From the beginning of the bout MacDonald sprinkled in a lovely left hook to the body which he had otherwise never shown. It clearly hurt Penn, as did the body kicks that MacDonald landed later in the bout.
Another weakness in Penn which was obvious from his first bout with Frankie Edgar, but could have been assumed all along based on his boxing-based stance, is his difficulty dealing with low kicks and in fact most types of kick. He stands long and narrow with his lead foot turned in, much like Diaz and Junior Dos Santos, in order to maximize reach on his jab and lead hook.
This means, however, that the slightest low kick will buckle Penn's knee joint and hinder his movement, and that he lacks the wide base necessary to be taking powerful kicks on the forearms or shins while remaining in position to counter.
Boxing and kickboxing are two completely different games: Boxing in MMA works wonderfully when opponents want to punch, but the finer points of a pure boxing game are negated by decent kickboxing.
Additionally, throughout the bout MacDonald was able to effectively land jabs on Penn which immediately drew comparisons with that of the great Georges St-Pierre, who also handily out-jabbed Penn in their second bout.
Now obviously Rory was able to follow his team's game plan and was even able to get creative later in the fight as he beat on a gassed and bewildered Penn, bringing out everything from counter elbows to Brazilian kicks to the least awe-inspiring Ali shuffle I have seen in a while.
Now I do not want readers to undervalue the idiocy of Penn fighting at welterweight. It is not simply that he is underweight at that weight class but that he has a style of stand-up, based around the jab and around counterblows, which relies on having a reach advantage or at least an even reach.
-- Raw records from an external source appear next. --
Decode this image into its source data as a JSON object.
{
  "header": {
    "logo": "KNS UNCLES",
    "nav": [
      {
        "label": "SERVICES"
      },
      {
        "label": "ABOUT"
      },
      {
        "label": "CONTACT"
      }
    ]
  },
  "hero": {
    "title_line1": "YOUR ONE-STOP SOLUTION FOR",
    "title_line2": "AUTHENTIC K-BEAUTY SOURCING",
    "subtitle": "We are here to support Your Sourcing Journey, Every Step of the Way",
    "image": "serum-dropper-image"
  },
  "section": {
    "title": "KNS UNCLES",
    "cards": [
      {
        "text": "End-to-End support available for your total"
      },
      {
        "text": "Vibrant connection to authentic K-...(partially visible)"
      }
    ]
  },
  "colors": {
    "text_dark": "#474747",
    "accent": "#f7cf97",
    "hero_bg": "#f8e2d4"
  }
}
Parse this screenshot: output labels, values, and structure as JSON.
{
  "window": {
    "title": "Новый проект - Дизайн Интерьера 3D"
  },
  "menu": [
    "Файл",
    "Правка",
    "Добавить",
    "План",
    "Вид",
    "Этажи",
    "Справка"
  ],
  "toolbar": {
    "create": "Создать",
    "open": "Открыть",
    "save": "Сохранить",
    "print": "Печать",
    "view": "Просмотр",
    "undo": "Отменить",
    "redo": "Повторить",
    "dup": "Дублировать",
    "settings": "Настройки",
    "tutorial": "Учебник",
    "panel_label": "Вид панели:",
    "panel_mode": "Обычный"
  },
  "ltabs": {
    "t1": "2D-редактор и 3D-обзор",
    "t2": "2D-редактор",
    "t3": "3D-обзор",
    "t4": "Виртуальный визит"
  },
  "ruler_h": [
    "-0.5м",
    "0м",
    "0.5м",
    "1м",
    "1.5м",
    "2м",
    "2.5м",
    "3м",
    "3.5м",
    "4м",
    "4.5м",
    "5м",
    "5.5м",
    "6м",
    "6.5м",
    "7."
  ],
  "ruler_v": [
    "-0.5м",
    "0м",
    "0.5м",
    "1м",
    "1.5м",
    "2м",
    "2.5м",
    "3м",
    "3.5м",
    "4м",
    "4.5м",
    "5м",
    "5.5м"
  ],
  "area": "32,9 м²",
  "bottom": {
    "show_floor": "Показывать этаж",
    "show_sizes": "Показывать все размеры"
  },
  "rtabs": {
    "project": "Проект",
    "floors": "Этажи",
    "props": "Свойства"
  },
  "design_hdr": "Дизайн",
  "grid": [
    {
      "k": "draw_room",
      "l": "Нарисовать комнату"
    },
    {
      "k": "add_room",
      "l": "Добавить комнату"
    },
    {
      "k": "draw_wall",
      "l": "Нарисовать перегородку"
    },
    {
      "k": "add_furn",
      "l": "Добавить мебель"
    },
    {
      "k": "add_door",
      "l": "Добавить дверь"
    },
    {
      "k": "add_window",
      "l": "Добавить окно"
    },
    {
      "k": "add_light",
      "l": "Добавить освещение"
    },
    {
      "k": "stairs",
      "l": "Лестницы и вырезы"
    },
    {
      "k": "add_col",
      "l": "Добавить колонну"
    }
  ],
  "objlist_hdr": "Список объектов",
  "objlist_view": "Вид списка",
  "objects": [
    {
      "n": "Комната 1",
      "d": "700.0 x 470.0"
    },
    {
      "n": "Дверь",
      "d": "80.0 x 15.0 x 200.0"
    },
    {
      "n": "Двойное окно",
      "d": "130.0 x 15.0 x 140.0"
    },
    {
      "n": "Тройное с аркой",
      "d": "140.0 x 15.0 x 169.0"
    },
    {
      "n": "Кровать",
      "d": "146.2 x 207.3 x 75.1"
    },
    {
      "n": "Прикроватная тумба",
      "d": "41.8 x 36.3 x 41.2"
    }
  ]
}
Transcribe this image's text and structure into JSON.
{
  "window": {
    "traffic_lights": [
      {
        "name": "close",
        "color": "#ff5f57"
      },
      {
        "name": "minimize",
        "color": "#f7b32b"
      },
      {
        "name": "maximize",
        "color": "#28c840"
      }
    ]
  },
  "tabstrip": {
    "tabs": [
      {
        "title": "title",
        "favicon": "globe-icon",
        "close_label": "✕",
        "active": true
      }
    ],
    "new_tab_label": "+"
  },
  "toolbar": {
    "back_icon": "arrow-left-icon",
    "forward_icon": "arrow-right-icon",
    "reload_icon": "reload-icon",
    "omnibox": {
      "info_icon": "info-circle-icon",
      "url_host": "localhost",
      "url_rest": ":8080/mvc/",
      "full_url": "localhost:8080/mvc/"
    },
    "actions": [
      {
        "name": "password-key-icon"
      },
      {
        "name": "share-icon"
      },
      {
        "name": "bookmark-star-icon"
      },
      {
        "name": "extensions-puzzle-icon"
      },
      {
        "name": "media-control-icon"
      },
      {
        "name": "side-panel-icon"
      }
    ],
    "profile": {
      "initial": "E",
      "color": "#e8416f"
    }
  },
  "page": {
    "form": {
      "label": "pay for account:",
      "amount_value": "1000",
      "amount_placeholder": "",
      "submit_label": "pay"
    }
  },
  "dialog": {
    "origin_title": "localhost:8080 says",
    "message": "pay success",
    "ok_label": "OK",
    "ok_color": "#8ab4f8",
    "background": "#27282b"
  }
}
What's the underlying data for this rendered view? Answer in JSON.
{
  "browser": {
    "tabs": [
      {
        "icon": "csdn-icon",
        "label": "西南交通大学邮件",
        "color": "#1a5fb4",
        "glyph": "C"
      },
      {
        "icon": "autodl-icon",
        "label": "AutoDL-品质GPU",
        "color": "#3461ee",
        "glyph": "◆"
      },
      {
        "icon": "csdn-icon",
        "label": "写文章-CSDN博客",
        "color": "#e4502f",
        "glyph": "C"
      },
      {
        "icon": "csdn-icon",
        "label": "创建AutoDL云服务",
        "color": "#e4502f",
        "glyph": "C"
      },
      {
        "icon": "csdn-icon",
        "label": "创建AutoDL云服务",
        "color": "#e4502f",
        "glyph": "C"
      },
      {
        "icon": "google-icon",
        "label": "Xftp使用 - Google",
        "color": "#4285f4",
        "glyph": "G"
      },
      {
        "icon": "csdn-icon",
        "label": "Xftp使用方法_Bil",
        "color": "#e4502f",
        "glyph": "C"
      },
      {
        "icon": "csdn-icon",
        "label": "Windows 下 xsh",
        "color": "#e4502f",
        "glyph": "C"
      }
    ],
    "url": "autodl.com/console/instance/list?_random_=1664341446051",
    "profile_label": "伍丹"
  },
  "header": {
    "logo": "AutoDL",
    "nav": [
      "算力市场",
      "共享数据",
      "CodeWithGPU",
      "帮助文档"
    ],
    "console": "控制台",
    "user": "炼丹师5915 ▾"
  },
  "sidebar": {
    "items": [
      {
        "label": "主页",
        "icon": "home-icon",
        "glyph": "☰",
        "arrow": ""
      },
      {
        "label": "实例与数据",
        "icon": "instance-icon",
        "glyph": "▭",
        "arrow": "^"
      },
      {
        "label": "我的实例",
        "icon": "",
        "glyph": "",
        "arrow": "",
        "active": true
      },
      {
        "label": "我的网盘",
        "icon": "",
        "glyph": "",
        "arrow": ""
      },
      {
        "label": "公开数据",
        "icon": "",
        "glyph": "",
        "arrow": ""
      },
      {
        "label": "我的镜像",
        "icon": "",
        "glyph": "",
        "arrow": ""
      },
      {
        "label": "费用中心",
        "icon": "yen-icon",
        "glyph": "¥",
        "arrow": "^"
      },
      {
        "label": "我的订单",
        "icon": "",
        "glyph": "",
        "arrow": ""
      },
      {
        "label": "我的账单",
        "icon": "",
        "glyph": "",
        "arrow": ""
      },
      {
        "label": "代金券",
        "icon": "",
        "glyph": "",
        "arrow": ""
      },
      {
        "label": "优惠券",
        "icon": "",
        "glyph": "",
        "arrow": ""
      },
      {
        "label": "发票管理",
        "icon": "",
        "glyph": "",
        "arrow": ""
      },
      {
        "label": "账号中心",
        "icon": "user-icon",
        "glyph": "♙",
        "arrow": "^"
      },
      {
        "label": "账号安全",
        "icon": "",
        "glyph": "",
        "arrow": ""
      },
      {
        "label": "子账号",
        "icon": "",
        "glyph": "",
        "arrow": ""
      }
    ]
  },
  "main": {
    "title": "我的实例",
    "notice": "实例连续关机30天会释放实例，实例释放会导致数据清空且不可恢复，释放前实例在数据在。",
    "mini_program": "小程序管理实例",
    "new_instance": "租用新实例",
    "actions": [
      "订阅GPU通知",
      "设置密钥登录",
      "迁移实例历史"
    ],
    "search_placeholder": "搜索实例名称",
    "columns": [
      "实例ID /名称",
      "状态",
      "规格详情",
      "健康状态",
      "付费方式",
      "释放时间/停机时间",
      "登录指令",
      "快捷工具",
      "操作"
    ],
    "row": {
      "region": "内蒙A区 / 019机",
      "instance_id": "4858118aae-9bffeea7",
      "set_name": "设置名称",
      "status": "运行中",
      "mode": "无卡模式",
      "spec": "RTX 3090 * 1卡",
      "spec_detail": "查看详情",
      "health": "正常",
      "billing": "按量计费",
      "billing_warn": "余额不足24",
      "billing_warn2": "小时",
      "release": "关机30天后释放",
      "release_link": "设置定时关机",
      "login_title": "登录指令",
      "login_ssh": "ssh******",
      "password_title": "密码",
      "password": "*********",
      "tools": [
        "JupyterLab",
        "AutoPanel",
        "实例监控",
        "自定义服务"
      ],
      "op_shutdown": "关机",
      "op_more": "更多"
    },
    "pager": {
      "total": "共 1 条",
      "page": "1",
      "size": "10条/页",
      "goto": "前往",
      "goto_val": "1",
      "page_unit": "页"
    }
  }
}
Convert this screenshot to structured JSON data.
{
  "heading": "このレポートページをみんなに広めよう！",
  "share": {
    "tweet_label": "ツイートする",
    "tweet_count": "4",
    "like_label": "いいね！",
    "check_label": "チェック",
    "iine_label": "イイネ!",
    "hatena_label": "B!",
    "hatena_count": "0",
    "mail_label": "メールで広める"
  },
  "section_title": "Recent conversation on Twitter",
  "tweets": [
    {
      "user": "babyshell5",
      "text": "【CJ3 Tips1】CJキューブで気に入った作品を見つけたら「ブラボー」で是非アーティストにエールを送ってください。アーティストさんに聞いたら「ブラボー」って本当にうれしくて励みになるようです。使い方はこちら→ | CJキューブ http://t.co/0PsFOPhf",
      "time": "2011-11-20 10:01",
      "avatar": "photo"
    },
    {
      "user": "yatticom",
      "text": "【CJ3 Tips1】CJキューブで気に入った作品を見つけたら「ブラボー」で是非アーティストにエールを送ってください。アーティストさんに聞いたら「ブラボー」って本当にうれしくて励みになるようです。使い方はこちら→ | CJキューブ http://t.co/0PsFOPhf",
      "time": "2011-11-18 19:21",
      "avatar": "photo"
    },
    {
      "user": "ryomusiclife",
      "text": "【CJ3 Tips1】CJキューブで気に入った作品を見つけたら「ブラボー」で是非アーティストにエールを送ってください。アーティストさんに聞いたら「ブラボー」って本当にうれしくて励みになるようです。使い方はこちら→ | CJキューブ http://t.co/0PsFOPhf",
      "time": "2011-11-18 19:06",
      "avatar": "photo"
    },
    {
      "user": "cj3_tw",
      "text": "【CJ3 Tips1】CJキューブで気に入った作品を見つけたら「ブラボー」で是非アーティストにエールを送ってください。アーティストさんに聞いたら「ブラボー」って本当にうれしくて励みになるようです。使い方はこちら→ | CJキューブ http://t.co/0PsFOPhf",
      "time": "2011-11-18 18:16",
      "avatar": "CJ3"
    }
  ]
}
On the occasions that Penn has slipped jabs at welterweight and looked to come back with his counterpunches, his opponent has just been too far away. With the exception of Matt Hughes, a poor striker and a similar length to Penn, B.J. has not out-boxed a welterweight since Georges St-Pierre, back when the latter didn't understand that Penn was going to slip and counterjab every time St-Pierre jabbed.
Penn giving up reach is a bad start, but against an opponent who will strike his body, throw kicks at him and not simply headhunt with punches, his boxing game is almost completely impotent.
Now Rory MacDonald's height and reach advantages and excellent team game-planning culminated in a brutal beatdown, but the performance was hardly flawless. Rory would feint his jab excellently, which was very important to throwing off Penn's timing on the counter-jab, something which so few of his lightweight opponents managed to get their head around, but when he did step in with the jab his chin would come up and extend in front of him, then he would pull his head straight back.
There were simply so many occasions in the bout when it was clear that Penn's reach disadvantage cost him good punches, as Rory's defense got sloppy and he resorted to hopping straight back after any attack. If Penn had low kicks or could rush opponents as he followed them out of their attack rather than just plodding after them as he always has, the fight might have been less of a massacre.
Still, it is Penn's choice to fight with a reach disadvantage, and the weight disadvantage seems to be more of a bragging point than a smart career move. Whether Rory MacDonald's striking will look anywhere near so impressive against opponents who have a build more suited to welterweight, let alone competent, rounded strikers, remains to be seen.
There is absolutely no trait in combat sports as valuable as discipline and receptiveness to coaching. In this respect it is clear that Firas Zahabi and the Tristar team are molding the finest clay available where many gyms—even those with elite strategists—are often working with athletic silly putty.
Pick up Jack's eBooks Advanced Striking and Elementary Striking at his blog, Fights Gone By.